Can you imagine if these same people issued a statement saying that there is no room for disagreement on white supremacy, since the Gospel makes us all equal under Christ?
Can you imagine if these same people issued a statement saying that there is no room for disagreement on immigration, since the Bible teaches us to welcome the alien and foreigner?
Can you imagine if these same people issued a statement saying that there is no room for disagreement on climate change, we have failed to be stewards of God’s creation?
These are statements that can be made based on clear biblical teaching. They could address issues that directly impact life and death issues today. They could take a step toward bringing healing and unity to our land.
Instead, they have chosen to further marginalize a group that has already been kicked out of their churches on multiple occasions and in multiple ways. They have proven just how completely tone deaf they are to the issues of today and just how incapacitated their obsession with denying LGBT rights has made them.
We now have undisputed evidence about the priorities of these Christians.
When America was being torn apart by racial violence, the Christians affiliated with CBMW were most likely putting the finishing touches on their statement on human sexuality and contacting influential leaders.
When the people of Houston were wading through flood waters and waiting for rescue on their roofs, the Christians affiliated with CBMW deemed it was time to draw attention to their statement on human sexuality.
6 thoughts on “When Will Conservative Christians Address Racism and Climate Change the Way They Address Same Sex Marriage?”
Reblogged this on MMM… Meditation, Mental health, Mindful crochet.
LikeLiked by 1 person
Can you imagine if these same people were men and women with equal power? I think the outcome would be different if women’s voices were given equal consideration. CBMW starts with a faulty premise. How could they produce something sound? Thanks for your work!
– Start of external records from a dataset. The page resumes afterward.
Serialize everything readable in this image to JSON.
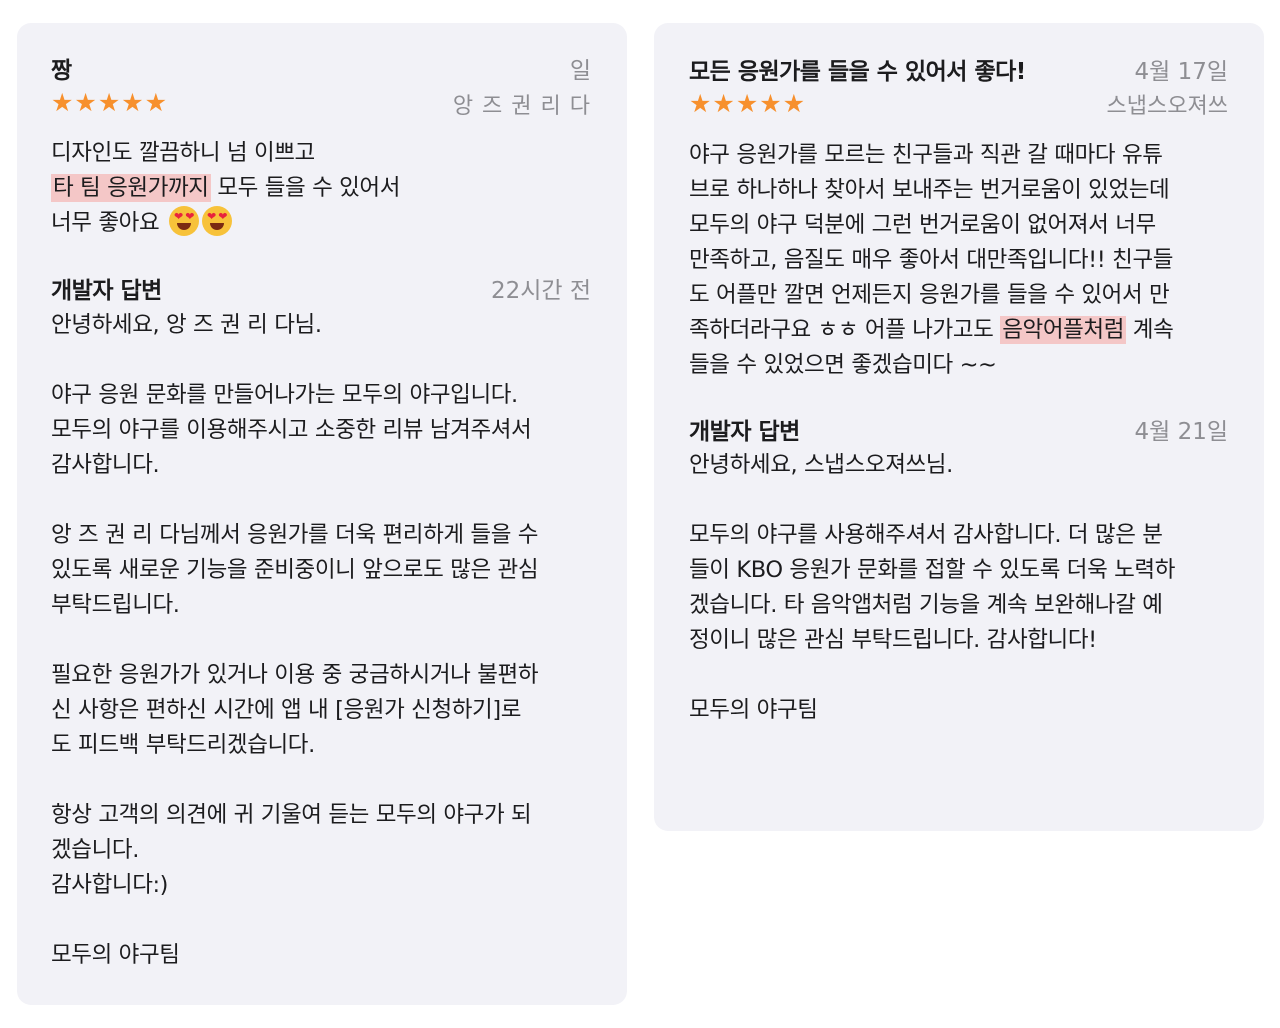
{
  "reviews": [
    {
      "title": "짱",
      "date": "일",
      "author": "앙 즈 권 리 다",
      "stars": "★★★★★",
      "body": {
        "l1": "디자인도 깔끔하니 넘 이쁘고",
        "l2_hl": "타 팀 응원가까지",
        "l2_rest": " 모두 들을 수 있어서",
        "l3": "너무 좋아요 "
      },
      "developer_response": {
        "label": "개발자 답변",
        "date": "22시간 전",
        "lines": [
          "안녕하세요, 앙 즈 권 리 다님.",
          "",
          "야구 응원 문화를 만들어나가는 모두의 야구입니다.",
          "모두의 야구를 이용해주시고 소중한 리뷰 남겨주셔서",
          "감사합니다.",
          "",
          "앙 즈 권 리 다님께서 응원가를 더욱 편리하게 들을 수",
          "있도록 새로운 기능을 준비중이니 앞으로도 많은 관심",
          "부탁드립니다.",
          "",
          "필요한 응원가가 있거나 이용 중 궁금하시거나 불편하",
          "신 사항은 편하신 시간에 앱 내 [응원가 신청하기]로",
          "도 피드백 부탁드리겠습니다.",
          "",
          "항상 고객의 의견에 귀 기울여 듣는 모두의 야구가 되",
          "겠습니다.",
          "감사합니다:)",
          "",
          "모두의 야구팀"
        ]
      }
    },
    {
      "title": "모든 응원가를 들을 수 있어서 좋다!",
      "date": "4월 17일",
      "author": "스냅스오져쓰",
      "stars": "★★★★★",
      "body": {
        "l1": "야구 응원가를 모르는 친구들과 직관 갈 때마다 유튜",
        "l2": "브로 하나하나 찾아서 보내주는 번거로움이 있었는데",
        "l3": "모두의 야구 덕분에 그런 번거로움이 없어져서 너무",
        "l4": "만족하고, 음질도 매우 좋아서 대만족입니다!! 친구들",
        "l5": "도 어플만 깔면 언제든지 응원가를 들을 수 있어서 만",
        "l6_pre": "족하더라구요 ㅎㅎ 어플 나가고도 ",
        "l6_hl": "음악어플처럼",
        "l6_post": " 계속",
        "l7": "들을 수 있었으면 좋겠습미다 ~~"
      },
      "developer_response": {
        "label": "개발자 답변",
        "date": "4월 21일",
        "lines": [
          "안녕하세요, 스냅스오져쓰님.",
          "",
          "모두의 야구를 사용해주셔서 감사합니다. 더 많은 분",
          "들이 KBO 응원가 문화를 접할 수 있도록 더욱 노력하",
          "겠습니다. 타 음악앱처럼 기능을 계속 보완해나갈 예",
          "정이니 많은 관심 부탁드립니다. 감사합니다!",
          "",
          "모두의 야구팀"
        ]
      }
    }
  ],
  "colors": {
    "card_bg": "#f2f2f7",
    "star": "#f7902d",
    "highlight": "#f4c7c7",
    "secondary_text": "#8e8e93"
  },
  "icons": [
    "star-icon",
    "heart-eyes-emoji-icon"
  ]
}
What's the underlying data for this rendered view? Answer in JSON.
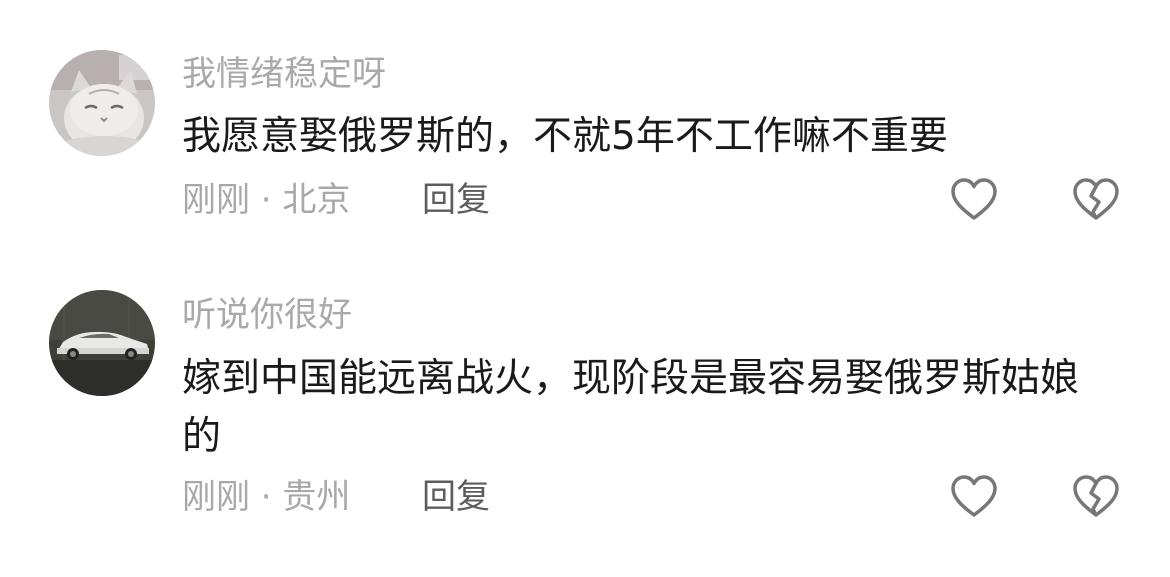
{
  "comments": [
    {
      "username": "我情绪稳定呀",
      "text": "我愿意娶俄罗斯的，不就5年不工作嘛不重要",
      "meta": "刚刚 · 北京",
      "reply_label": "回复",
      "avatar_icon": "cat-avatar",
      "like_icon": "heart-outline-icon",
      "dislike_icon": "broken-heart-icon"
    },
    {
      "username": "听说你很好",
      "text": "嫁到中国能远离战火，现阶段是最容易娶俄罗斯姑娘的",
      "meta": "刚刚 · 贵州",
      "reply_label": "回复",
      "avatar_icon": "car-avatar",
      "like_icon": "heart-outline-icon",
      "dislike_icon": "broken-heart-icon"
    }
  ],
  "colors": {
    "username": "#a9a9a9",
    "text": "#1a1a1a",
    "meta": "#a8a8a8",
    "reply": "#5c5c5c",
    "icon_stroke": "#777777"
  }
}
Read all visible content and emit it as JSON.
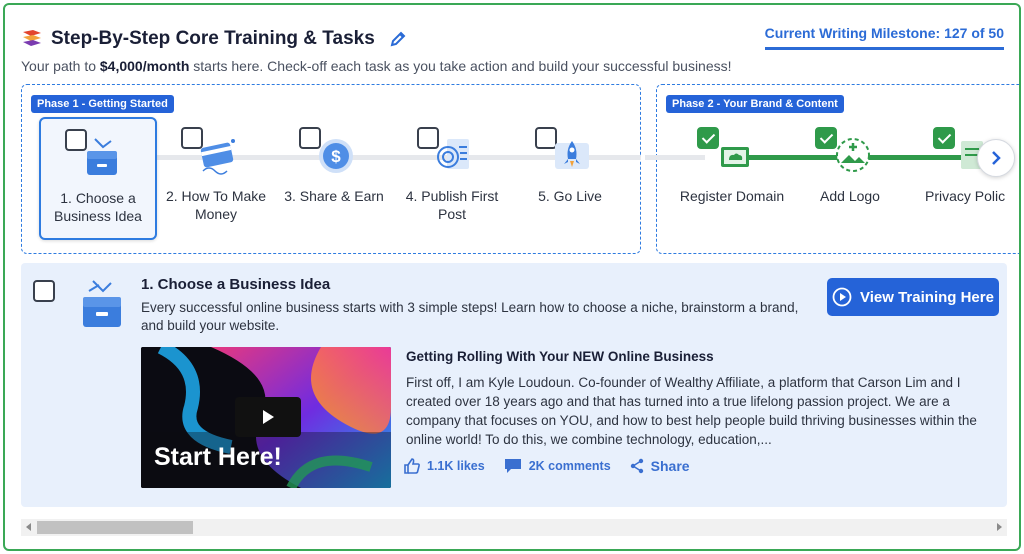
{
  "header": {
    "title": "Step-By-Step Core Training & Tasks",
    "subtitle_prefix": "Your path to ",
    "subtitle_amount": "$4,000/month",
    "subtitle_suffix": " starts here. Check-off each task as you take action and build your successful business!",
    "milestone": "Current Writing Milestone: 127 of 50"
  },
  "phases": [
    {
      "label": "Phase 1 - Getting Started",
      "steps": [
        {
          "label": "1. Choose a Business Idea",
          "checked": false,
          "active": true,
          "icon": "drawer-icon"
        },
        {
          "label": "2. How To Make Money",
          "checked": false,
          "active": false,
          "icon": "credit-card-icon"
        },
        {
          "label": "3. Share & Earn",
          "checked": false,
          "active": false,
          "icon": "dollar-coin-icon"
        },
        {
          "label": "4. Publish First Post",
          "checked": false,
          "active": false,
          "icon": "document-icon"
        },
        {
          "label": "5. Go Live",
          "checked": false,
          "active": false,
          "icon": "rocket-icon"
        }
      ]
    },
    {
      "label": "Phase 2 - Your Brand & Content",
      "steps": [
        {
          "label": "Register Domain",
          "checked": true,
          "icon": "domain-icon"
        },
        {
          "label": "Add Logo",
          "checked": true,
          "icon": "logo-upload-icon"
        },
        {
          "label": "Privacy Polic",
          "checked": true,
          "icon": "privacy-doc-icon"
        }
      ]
    }
  ],
  "detail": {
    "title": "1. Choose a Business Idea",
    "description": "Every successful online business starts with 3 simple steps! Learn how to choose a niche, brainstorm a brand, and build your website.",
    "training_button": "View Training Here",
    "video_caption": "Start Here!",
    "post_title": "Getting Rolling With Your NEW Online Business",
    "post_body": "First off, I am Kyle Loudoun. Co-founder of Wealthy Affiliate, a platform that Carson Lim and I created over 18 years ago and that has turned into a true lifelong passion project. We are a company that focuses on YOU, and how to best help people build thriving businesses within the online world! To do this, we combine technology, education,...",
    "likes": "1.1K likes",
    "comments": "2K comments",
    "share": "Share"
  },
  "colors": {
    "accent": "#2563d8",
    "success": "#2f9a4a",
    "frame": "#3aa856",
    "panel": "#e8f0fc"
  }
}
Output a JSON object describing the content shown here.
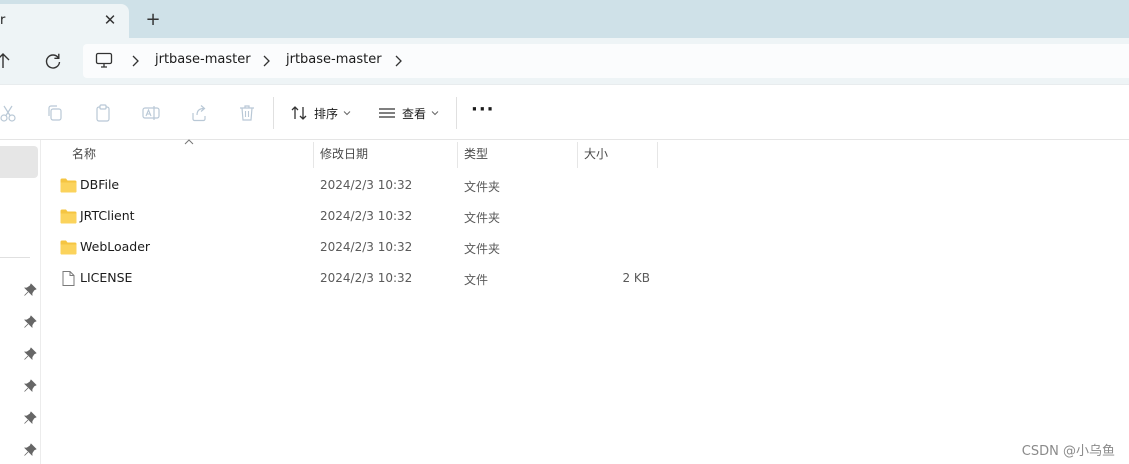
{
  "tab": {
    "title": "r"
  },
  "breadcrumb": [
    "jrtbase-master",
    "jrtbase-master"
  ],
  "commands": {
    "sort_label": "排序",
    "view_label": "查看"
  },
  "columns": {
    "name": "名称",
    "date": "修改日期",
    "type": "类型",
    "size": "大小"
  },
  "files": [
    {
      "name": "DBFile",
      "date": "2024/2/3 10:32",
      "type": "文件夹",
      "size": "",
      "kind": "folder"
    },
    {
      "name": "JRTClient",
      "date": "2024/2/3 10:32",
      "type": "文件夹",
      "size": "",
      "kind": "folder"
    },
    {
      "name": "WebLoader",
      "date": "2024/2/3 10:32",
      "type": "文件夹",
      "size": "",
      "kind": "folder"
    },
    {
      "name": "LICENSE",
      "date": "2024/2/3 10:32",
      "type": "文件",
      "size": "2 KB",
      "kind": "file"
    }
  ],
  "watermark": "CSDN @小乌鱼",
  "colors": {
    "folder": "#f5c542",
    "tabstrip": "#cfe1e8",
    "navbar": "#eef4f6"
  }
}
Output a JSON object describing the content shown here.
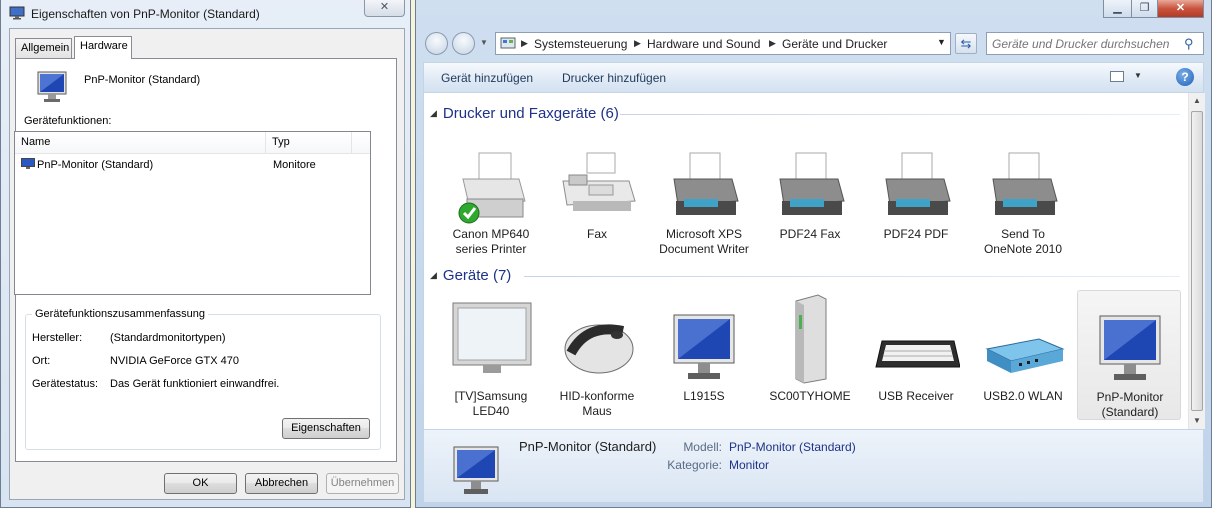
{
  "dialog": {
    "title": "Eigenschaften von PnP-Monitor (Standard)",
    "close_glyph": "✕",
    "tabs": [
      {
        "label": "Allgemein"
      },
      {
        "label": "Hardware"
      }
    ],
    "device_name": "PnP-Monitor (Standard)",
    "functions_label": "Gerätefunktionen:",
    "columns": [
      "Name",
      "Typ"
    ],
    "rows": [
      {
        "name": "PnP-Monitor (Standard)",
        "type": "Monitore"
      }
    ],
    "summary_title": "Gerätefunktionszusammenfassung",
    "summary": [
      {
        "key": "Hersteller:",
        "value": "(Standardmonitortypen)"
      },
      {
        "key": "Ort:",
        "value": "NVIDIA GeForce GTX 470"
      },
      {
        "key": "Gerätestatus:",
        "value": "Das Gerät funktioniert einwandfrei."
      }
    ],
    "properties_button": "Eigenschaften",
    "ok_button": "OK",
    "cancel_button": "Abbrechen",
    "apply_button": "Übernehmen"
  },
  "explorer": {
    "caption": {
      "minimize": "▁",
      "maximize": "❐",
      "close": "✕"
    },
    "breadcrumb": [
      "Systemsteuerung",
      "Hardware und Sound",
      "Geräte und Drucker"
    ],
    "search_placeholder": "Geräte und Drucker durchsuchen",
    "commands": [
      "Gerät hinzufügen",
      "Drucker hinzufügen"
    ],
    "help_glyph": "?",
    "printers_group": "Drucker und Faxgeräte (6)",
    "printers": [
      {
        "line1": "Canon MP640",
        "line2": "series Printer",
        "icon": "printer-default-icon"
      },
      {
        "line1": "Fax",
        "line2": "",
        "icon": "fax-icon"
      },
      {
        "line1": "Microsoft XPS",
        "line2": "Document Writer",
        "icon": "printer-icon"
      },
      {
        "line1": "PDF24 Fax",
        "line2": "",
        "icon": "printer-icon"
      },
      {
        "line1": "PDF24 PDF",
        "line2": "",
        "icon": "printer-icon"
      },
      {
        "line1": "Send To",
        "line2": "OneNote 2010",
        "icon": "printer-icon"
      }
    ],
    "devices_group": "Geräte (7)",
    "devices": [
      {
        "line1": "[TV]Samsung",
        "line2": "LED40",
        "icon": "tv-icon"
      },
      {
        "line1": "HID-konforme",
        "line2": "Maus",
        "icon": "mouse-icon"
      },
      {
        "line1": "L1915S",
        "line2": "",
        "icon": "monitor-icon"
      },
      {
        "line1": "SC00TYHOME",
        "line2": "",
        "icon": "computer-tower-icon"
      },
      {
        "line1": "USB Receiver",
        "line2": "",
        "icon": "keyboard-icon"
      },
      {
        "line1": "USB2.0 WLAN",
        "line2": "",
        "icon": "wlan-adapter-icon"
      },
      {
        "line1": "PnP-Monitor",
        "line2": "(Standard)",
        "icon": "monitor-icon"
      }
    ],
    "details": {
      "name": "PnP-Monitor (Standard)",
      "model_label": "Modell:",
      "model_value": "PnP-Monitor (Standard)",
      "category_label": "Kategorie:",
      "category_value": "Monitor"
    }
  }
}
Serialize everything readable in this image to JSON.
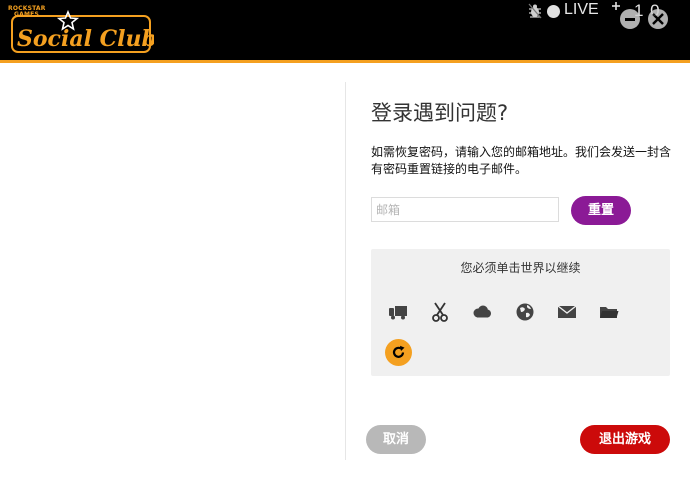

Yes, there is such a flawed understanding of what the Bible is and what it’s supposed to do. We are set free by Christ to be free. The law of the Spirit is life. I just see a lot of restriction and death in their theology.
LikeLiked by 1 person
This is devastating on so many levels. The only hope I have is that most of our country is more concerned with the big problems of today that they don’t even know this is happening. My hearts goes out to all LGBT Christians who must be exhausted. I know that I am.
LikeLiked by 1 person
Thank you! No matter what one thinks of the theology, this wasn’t the time, and too many issues have been ignored that are causing our nation to fall apart and turn toward anarchy all around us. How many times do we have to read that there should be racial equality and harmony in the church before we acknowledge that God is talking to US? You speak with the voice of a prophet today, Ed.
LikeLiked by 1 person
Thank you, Ed !! I’m so grateful to know you — you’re a regular reminder (along with a few others) that there are solid, thinking Christians who may have grown up evangelical but haven’t followed worrisome recent trends off the rails of I don’t even know what. I hope that there are equally some liberals and progressives who demonstrate that we aren’t hopeless either. ANYWAY this is a wonderful post, thank you so much. I wish that my parents, and some of the seniors at church, and various other people who used to be decent enough, would read some of your work. You speak from a place of prayer, of always trying to get closer to Christ and His message, and being present in this world, and you do it well.
I have a couple of your books, and wish I could help boost your ratings and reviews, but you write from and for a different tradition than mine, so for me there’s often enough of a flavor of visiting an exotic country that any review I would write would seem eccentric at best and patronizing at worst — that’s seems to be how tone gets tangled online. I like your work a lot though, and have heaps of respect for the lucid and articulate way that you share your faith journey.
thank you again !! ❤
LikeLiked by 1 person
Comments are closed.